Review: Sunn O))) Return to Their Primordial Origins on ‘Kannon’
From the Seattle birth of drone-metal duo Sunn O))), they’ve always imbued their creaking compositions with a sense of reverent, primordial purpose — as if on the fourth day, when God created the Earth’s two attendant heavenly bodies and all the stars that surround them, he might have severely f**ked up. Somewhere deep in the freshly expanding universe, where there should have been the spectral gleam of a newly minted gas giant was by chance mistake a yawning void — and ever since they’ve been fighting their way back to the world of light.
Such mythos would be over the top for most other acts, but the music that Greg Anderson and Stephen O’Malley have made under the Sunn banner is too ancient, too incantatory, too wonderfully foreign to be greeted on the worldly terms that we offer other guitar-based bands. The relatively brief new LP Kannon — which at 33 minutes clocks in at half the length of their last non-collaborative work — is a triumph of economy. It feels as world-shaking as ever, but they’re able to do so through means less grandiose than ever before.
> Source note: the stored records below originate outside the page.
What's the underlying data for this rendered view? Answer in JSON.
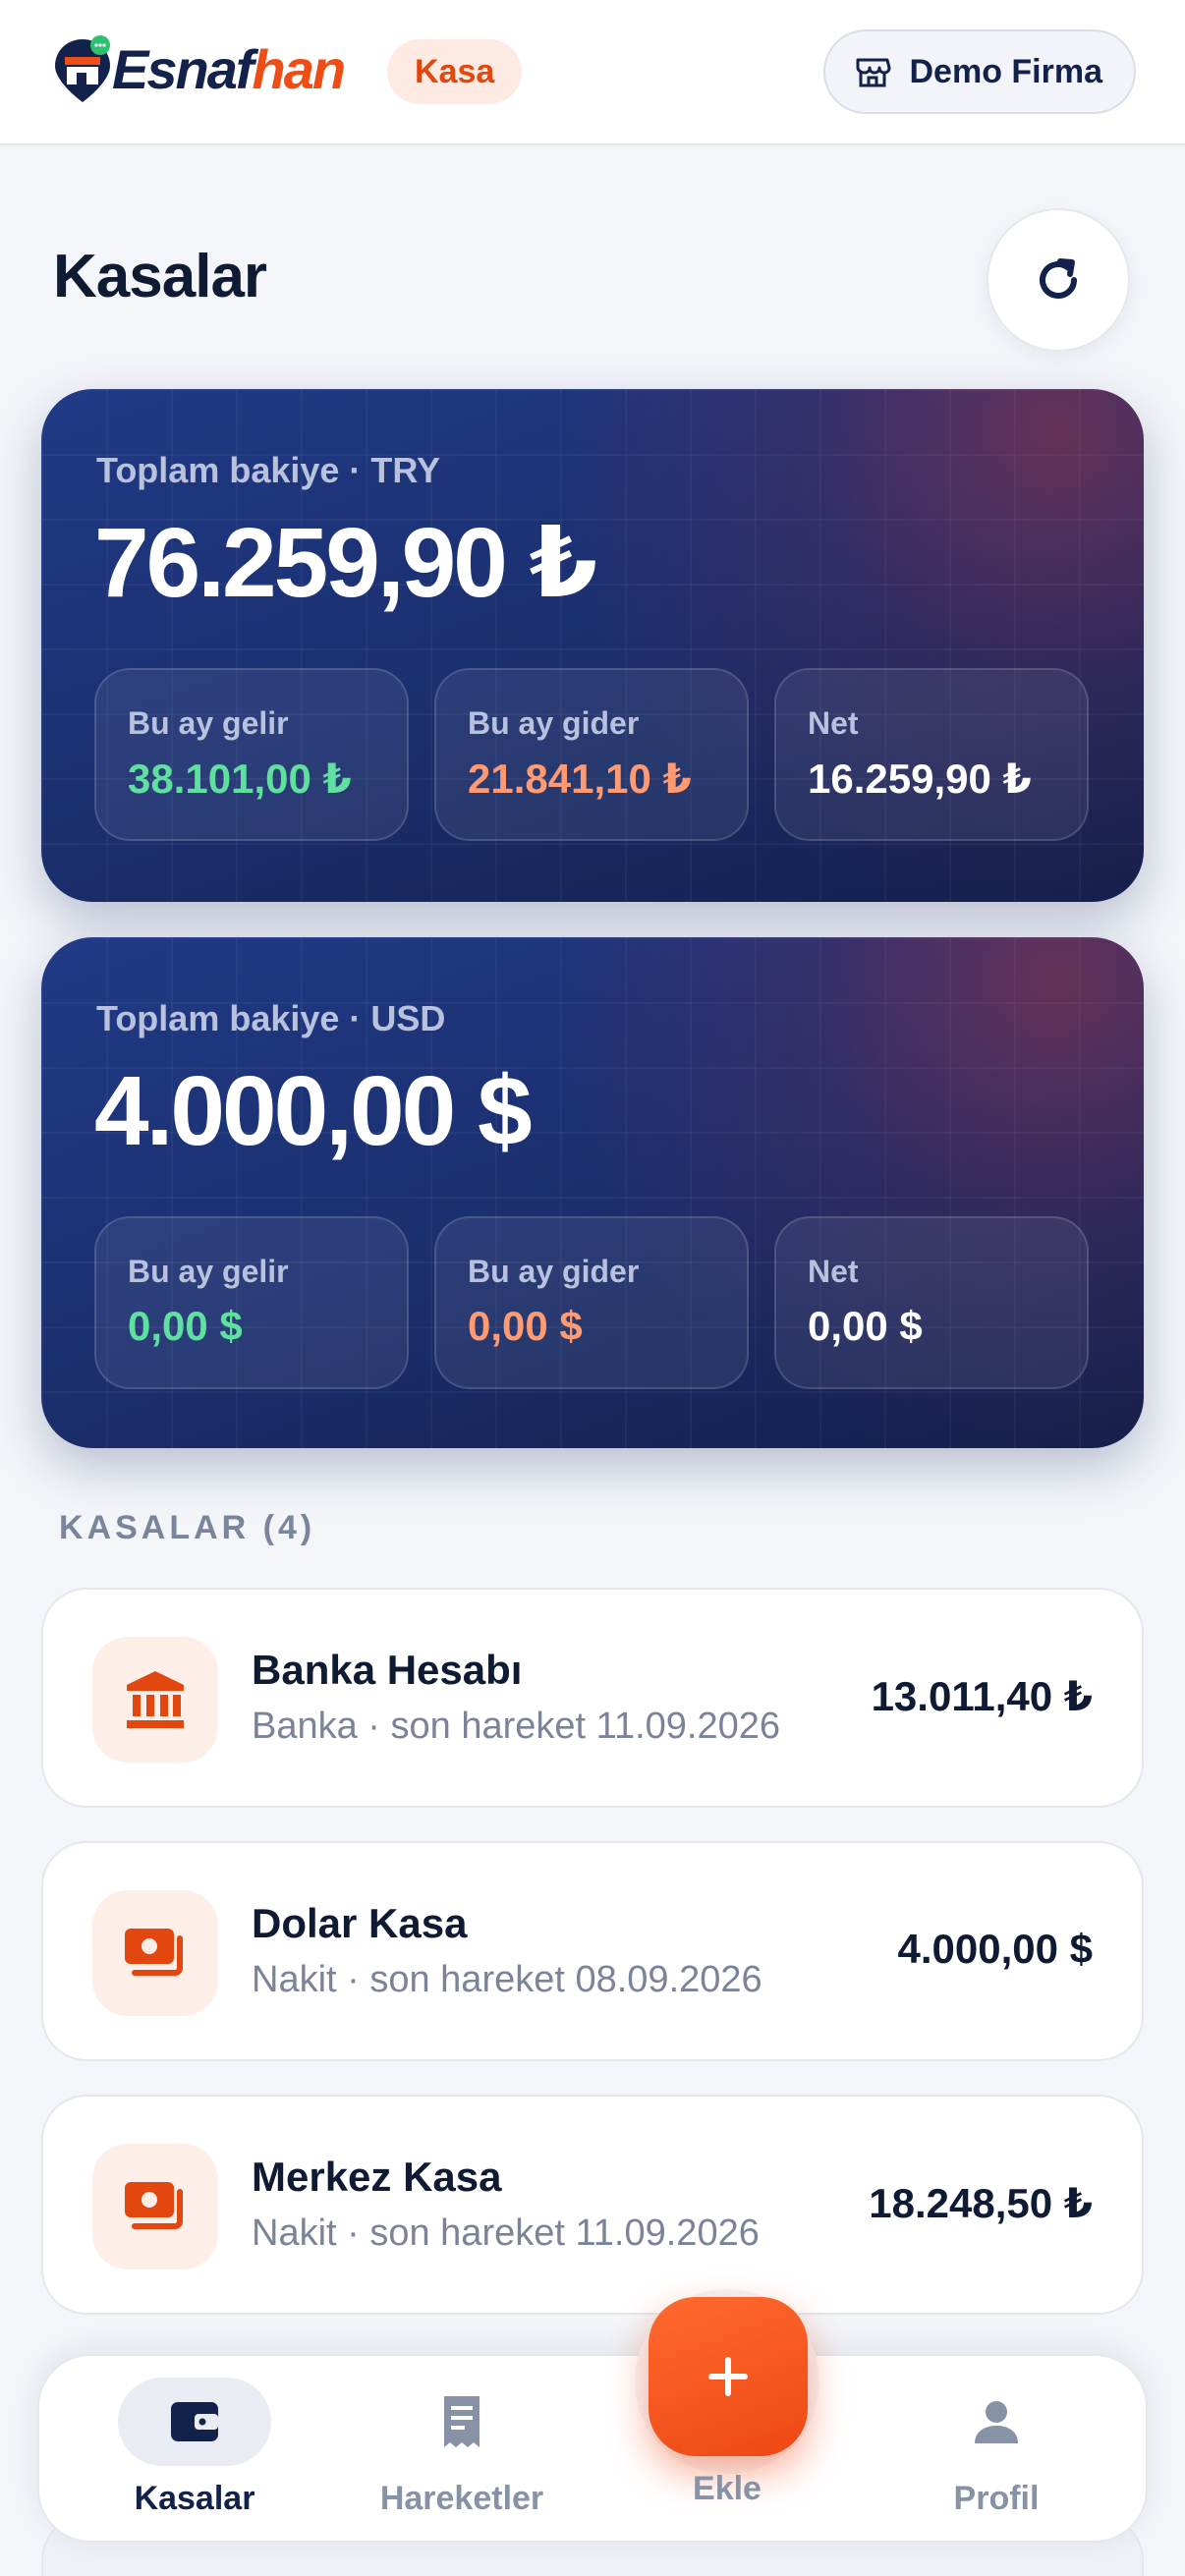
{
  "header": {
    "logo_text_a": "Esnaf",
    "logo_text_b": "han",
    "section_badge": "Kasa",
    "company_button": "Demo Firma"
  },
  "page": {
    "title": "Kasalar",
    "refresh_icon": "refresh-icon"
  },
  "balances": [
    {
      "label": "Toplam bakiye · TRY",
      "amount": "76.259,90 ₺",
      "income_label": "Bu ay gelir",
      "income_value": "38.101,00 ₺",
      "expense_label": "Bu ay gider",
      "expense_value": "21.841,10 ₺",
      "net_label": "Net",
      "net_value": "16.259,90 ₺"
    },
    {
      "label": "Toplam bakiye · USD",
      "amount": "4.000,00 $",
      "income_label": "Bu ay gelir",
      "income_value": "0,00 $",
      "expense_label": "Bu ay gider",
      "expense_value": "0,00 $",
      "net_label": "Net",
      "net_value": "0,00 $"
    }
  ],
  "accounts_section": {
    "label": "KASALAR (4)"
  },
  "accounts": [
    {
      "name": "Banka Hesabı",
      "subtitle": "Banka · son hareket 11.09.2026",
      "amount": "13.011,40 ₺",
      "icon": "bank-icon"
    },
    {
      "name": "Dolar Kasa",
      "subtitle": "Nakit · son hareket 08.09.2026",
      "amount": "4.000,00 $",
      "icon": "cash-icon"
    },
    {
      "name": "Merkez Kasa",
      "subtitle": "Nakit · son hareket 11.09.2026",
      "amount": "18.248,50 ₺",
      "icon": "cash-icon"
    }
  ],
  "nav": {
    "items": [
      {
        "label": "Kasalar",
        "icon": "wallet-icon",
        "active": true
      },
      {
        "label": "Hareketler",
        "icon": "receipt-icon",
        "active": false
      },
      {
        "label": "Ekle",
        "icon": "plus-icon",
        "active": false
      },
      {
        "label": "Profil",
        "icon": "person-icon",
        "active": false
      }
    ]
  },
  "colors": {
    "brand_orange": "#ee4d16",
    "navy": "#12224a",
    "income_green": "#5fe0a0",
    "expense_orange": "#ff9a72"
  }
}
In a lot of ways, it’s a return to the band’s earliest days when, inspired by drone-metal originators Earth, they distilled doom to its most elemental parts: feedback like a frigid sea-breeze, power chords as dense and unmoving as the oceans deep, percussive rolls like wave-eroded seaside cliffs. Those component pieces, along with the glittering gravel of Mayhem vocalist Attila Csihar’s quasi-religious chants, make up the entirety of Kannon’s three brief works. But what keeps this record from feeling like a retread is the new knack they have for making the sparse parts feel like more.
An instrumental guitar passage like the one that underpins “Kannon 2″ might feel limpid in other hands, but these hooded mystics imbue each tectonic shift with inimitable importance. The high wire tension created by each interminably sustained note is the narrative force behind most doom metal, but each chord change on Kannon reasserts the duo’s status as magicians — a gentle plink on a ride cymbal can feel like an eternity and ten minutes of feedback can feel like an instant. These compositions reject music as a time-based medium, teasing and testing patience to the point that temporal markers almost cease to matter — the gloom that swallows you feels unending and meditative, should you choose to give yourself over to it.